“When performing with a West African band one soon learns that music is evaluated almost exclusively by its ability to move the body. If the audience isn’t dancing, there’s usually something wrong with the music. And to get back to the original theme, when is one more open than when they are dancing? This, of course, is also what Thelonious Monk once famously referred to when he said that all music is dance music. And to take the idea even further, one of the last albums by one of my great teachers, Ed Thigpen, was called It’s Entertainment’s article Janne Tuomi shares…. I have interpreted this as Ed’s way of telling us all to lighten up a little.”
Tuomi, who usually works from his hometown Tampere, faced some welcome new challenges and opportunities when he resided in Germany with his family for five months around the turn of 2016. So he is two times qualified to evaluate the openness of the Finnish jazz and music and art scene in general.
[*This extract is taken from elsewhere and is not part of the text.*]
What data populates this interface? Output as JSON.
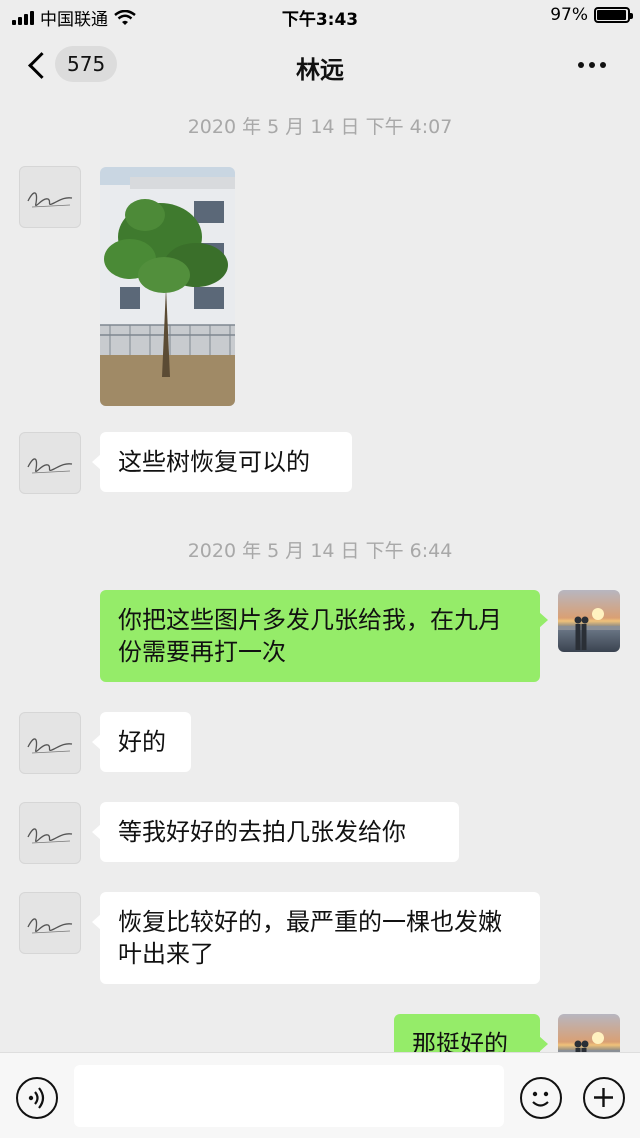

What does it look like from the outside? What are the pros and cons of our capital Helsinki being the hub where most of the action is?
“The culture of arranging jams, for one thing, is quite different. Of course, the quality of musicianship varies very much everywhere but in Berlin the tunes aren’t limited to jazz standards. Sometimes we played some reggae, and a particular epiphany came when the bassist of the house band at Club Edelweiss once began dancing and toasting like a madman when the band was unexpectedly joined by a young man with superlative freestyle rap skills. I instantly remembered an interview with Max Roach where he said that the next Charlie Parker will come from hip hop. I don’t know if this ever happened but one thing was certain: Max was curious and open enough to not exclude any genre of music from his sphere of experience.”
Petri Silas is a freelance music journalist and critic from Tampere specialising in jazz and rock, whose reviews and interviews have appeared in magazines such as Soundi, Riffi and Rondo, weeklies like Suomen Kuvalehti and Apu and newspapers such as Aamulehti.